The cost of curtailment at UK wind farms is currently £1bn a year, and this could triple by the end of this decade. But could the UK use that wasted wind power to support growth in the nascent green hydrogen sector?
Symbiotic relationships are among the most interesting in nature. When a bird like an egret sits on a hippo, they get an easy meal by eating parasites off the hippo’s back while the hippo benefits from the removal of potentially harmful parasites.
We may see a similar symbiotic relationship in the UK energy sector. By 2030, the UK Government has pledged to roll out 10GW of low-carbon hydrogen production and also grow installed UK offshore wind capacity to 50GW. But there are issues with both of the technologies that they may need the other to fix.
UK think tank Policy Exchange looked at these challenges in the report ‘Turning Wasted Wind into Clean Hydrogen’ that it published on Wednesday 17th January.
For offshore wind, it highlighted the growing challenge of curtailment: UK offshore wind capacity grew from under 1GW in 2009 to almost 14GW in 2022 according to RenewableUK, but investment in the grid hasn’t kept pace.
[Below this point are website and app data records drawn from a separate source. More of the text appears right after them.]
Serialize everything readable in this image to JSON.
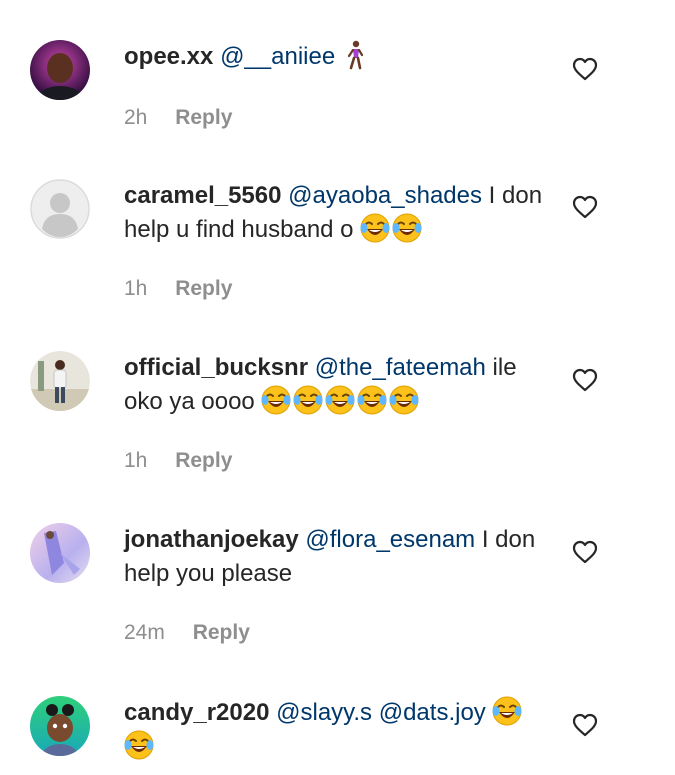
{
  "comments": [
    {
      "username": "opee.xx",
      "mention": "@__aniiee",
      "text": "",
      "emoji": "🚶🏾‍♀️",
      "emoji_count": 1,
      "time": "2h",
      "reply": "Reply",
      "avatar": "photo-avatar-dark"
    },
    {
      "username": "caramel_5560",
      "mention": "@ayaoba_shades",
      "text": "I don help u find husband o",
      "emoji": "😂",
      "emoji_count": 2,
      "time": "1h",
      "reply": "Reply",
      "avatar": "default-avatar"
    },
    {
      "username": "official_bucksnr",
      "mention": "@the_fateemah",
      "text": "ile oko ya oooo",
      "emoji": "😂",
      "emoji_count": 5,
      "time": "1h",
      "reply": "Reply",
      "avatar": "photo-avatar-standing"
    },
    {
      "username": "jonathanjoekay",
      "mention": "@flora_esenam",
      "text": "I don help you please",
      "emoji": "",
      "emoji_count": 0,
      "time": "24m",
      "reply": "Reply",
      "avatar": "photo-avatar-purple"
    },
    {
      "username": "candy_r2020",
      "mention": "@slayy.s @dats.joy",
      "text": "",
      "emoji": "😂",
      "emoji_count": 2,
      "time": "",
      "reply": "",
      "avatar": "cartoon-avatar"
    }
  ],
  "colors": {
    "mention": "#00376b",
    "meta": "#8e8e8e",
    "text": "#262626"
  },
  "icons": {
    "like": "heart-outline-icon",
    "laugh": "face-with-tears-of-joy-icon"
  }
}
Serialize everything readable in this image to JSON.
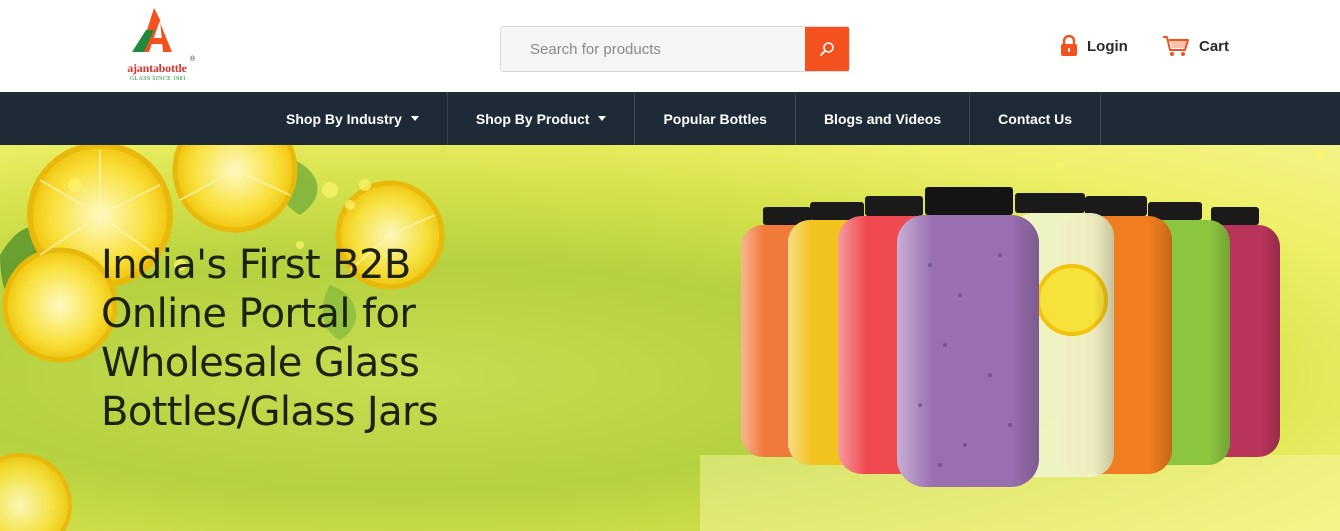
{
  "brand": {
    "name": "ajantabottle",
    "registered": "®",
    "tagline": "GLASS SINCE 1981",
    "colors": {
      "orange": "#f4511e",
      "green": "#1f8a3c",
      "red": "#d8352a"
    }
  },
  "search": {
    "placeholder": "Search for products",
    "value": "",
    "icon": "search-icon"
  },
  "account": {
    "login_label": "Login",
    "login_icon": "lock-icon",
    "cart_label": "Cart",
    "cart_icon": "cart-icon"
  },
  "nav": {
    "background": "#1f2a37",
    "items": [
      {
        "label": "Shop By Industry",
        "dropdown": true
      },
      {
        "label": "Shop By Product",
        "dropdown": true
      },
      {
        "label": "Popular Bottles",
        "dropdown": false
      },
      {
        "label": "Blogs and Videos",
        "dropdown": false
      },
      {
        "label": "Contact Us",
        "dropdown": false
      }
    ]
  },
  "hero": {
    "title_lines": [
      "India's First B2B",
      "Online Portal for",
      "Wholesale Glass",
      "Bottles/Glass Jars"
    ],
    "image": "juice-bottles-image",
    "bottle_colors": [
      "#f07a3a",
      "#f2c21f",
      "#ef4a4f",
      "#9a6fb0",
      "#eef3c8",
      "#f07d1f",
      "#8cc63f",
      "#b8345a"
    ]
  }
}
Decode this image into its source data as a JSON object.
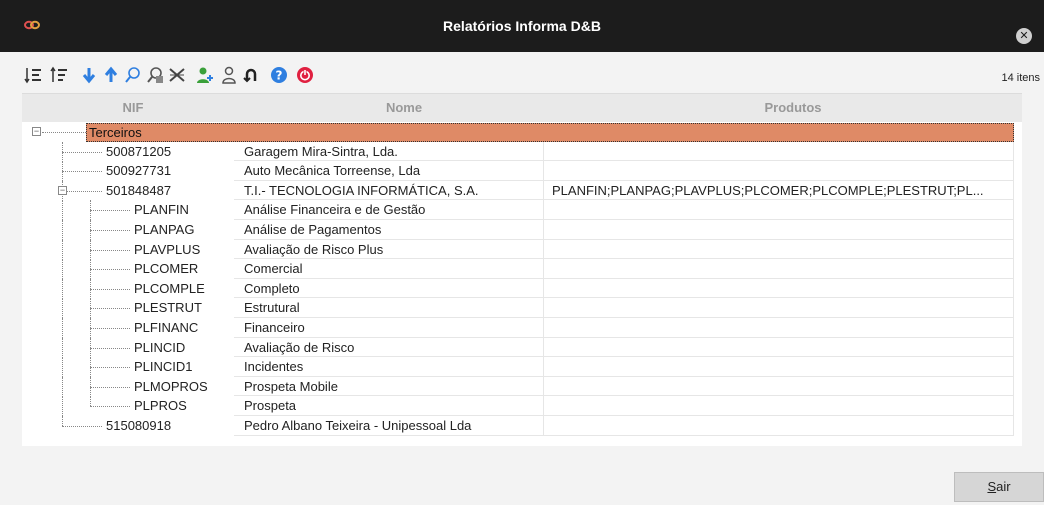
{
  "window": {
    "title": "Relatórios Informa D&B"
  },
  "toolbar": {
    "count_label": "14 itens"
  },
  "table": {
    "headers": [
      "NIF",
      "Nome",
      "Produtos"
    ],
    "group_label": "Terceiros",
    "rows": [
      {
        "nif": "500871205",
        "nome": "Garagem Mira-Sintra, Lda.",
        "produtos": ""
      },
      {
        "nif": "500927731",
        "nome": "Auto Mecânica Torreense, Lda",
        "produtos": ""
      },
      {
        "nif": "501848487",
        "nome": "T.I.- TECNOLOGIA INFORMÁTICA, S.A.",
        "produtos": "PLANFIN;PLANPAG;PLAVPLUS;PLCOMER;PLCOMPLE;PLESTRUT;PL..."
      },
      {
        "nif": "PLANFIN",
        "nome": "Análise Financeira e de Gestão",
        "produtos": ""
      },
      {
        "nif": "PLANPAG",
        "nome": "Análise de Pagamentos",
        "produtos": ""
      },
      {
        "nif": "PLAVPLUS",
        "nome": "Avaliação de Risco Plus",
        "produtos": ""
      },
      {
        "nif": "PLCOMER",
        "nome": "Comercial",
        "produtos": ""
      },
      {
        "nif": "PLCOMPLE",
        "nome": "Completo",
        "produtos": ""
      },
      {
        "nif": "PLESTRUT",
        "nome": "Estrutural",
        "produtos": ""
      },
      {
        "nif": "PLFINANC",
        "nome": "Financeiro",
        "produtos": ""
      },
      {
        "nif": "PLINCID",
        "nome": "Avaliação de Risco",
        "produtos": ""
      },
      {
        "nif": "PLINCID1",
        "nome": "Incidentes",
        "produtos": ""
      },
      {
        "nif": "PLMOPROS",
        "nome": "Prospeta Mobile",
        "produtos": ""
      },
      {
        "nif": "PLPROS",
        "nome": "Prospeta",
        "produtos": ""
      },
      {
        "nif": "515080918",
        "nome": "Pedro Albano Teixeira - Unipessoal Lda",
        "produtos": ""
      }
    ]
  },
  "footer": {
    "exit_label": "Sair"
  },
  "colors": {
    "titlebar": "#1c1c1c",
    "group_highlight": "#df8a66",
    "accent_blue": "#2f7fe0",
    "accent_red": "#e02040",
    "accent_green": "#3aa03a"
  }
}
This challenge will be exacerbated in the coming years as offshore wind keeps growing and onshore wind growth in the UK picks up too, particularly in Scotland.
As a result, Policy Exchange said curtailment now costs UK energy users £1bn a year, and this is set to reach £3.5bn annually. Figures like these are often used to beat the wind sector and the politicians that support it — but not this time. Rather, this report highlights that excess wind power could instead be used to help unlock investment in the nascent UK green hydrogen sector, where production needs to grow to encourage firms to invest in supporting infrastructure and growing the end uses for hydrogen. This is currently one of green hydrogen’s biggest hurdles.
The report argued there is little incentive for wind farm owners to make better use of their curtailed wind power because the Contracts for Difference (CfD) regime pays in full for the power, even if it cannot be exported to the grid due to curtailment. But it said this curtailed power could have a major impact in helping green hydrogen.
The analysis, produced by LCP Delta, reported that wind energy curtailed in 2022 would have been enough to produce at least 118,000 tonnes of green hydrogen, and this could rise to 455,000 tonnes annually by 2029. There is currently around 700,000 tonnes of hydrogen used in the UK annually, of which the vast majority is produced from fossil fuels, so creating hydrogen from wind power that would have otherwise been curtailed is a great idea. Its analysis said this would be enough to decarbonise the UK steel industry; meet more than 90% of the UK’s 2030 target for sustainable aviation fuel; and deliver two-thirds of the UK electrolyser target.
We discussed UK support for green hydrogen, and the results of its recent green hydrogen tender, at the first 2024 meeting of our Power-to-X Leadership Council in London on 10th January. This showed that there are strong ambitions to grow green hydrogen production in the UK, but they should be backed by policies.
The Policy Exchange’s report also made seven recommendations that could help strengthen the links between UK wind and green hydrogen production, and which may inform debate about energy policy ahead of this year’s election. They are:
The UK has great ambitions for offshore wind and green hydrogen. But if it is to deliver both, it should look to foster a symbiotic relationship that uses the strength of each sector to help mitigate the challenges of the other.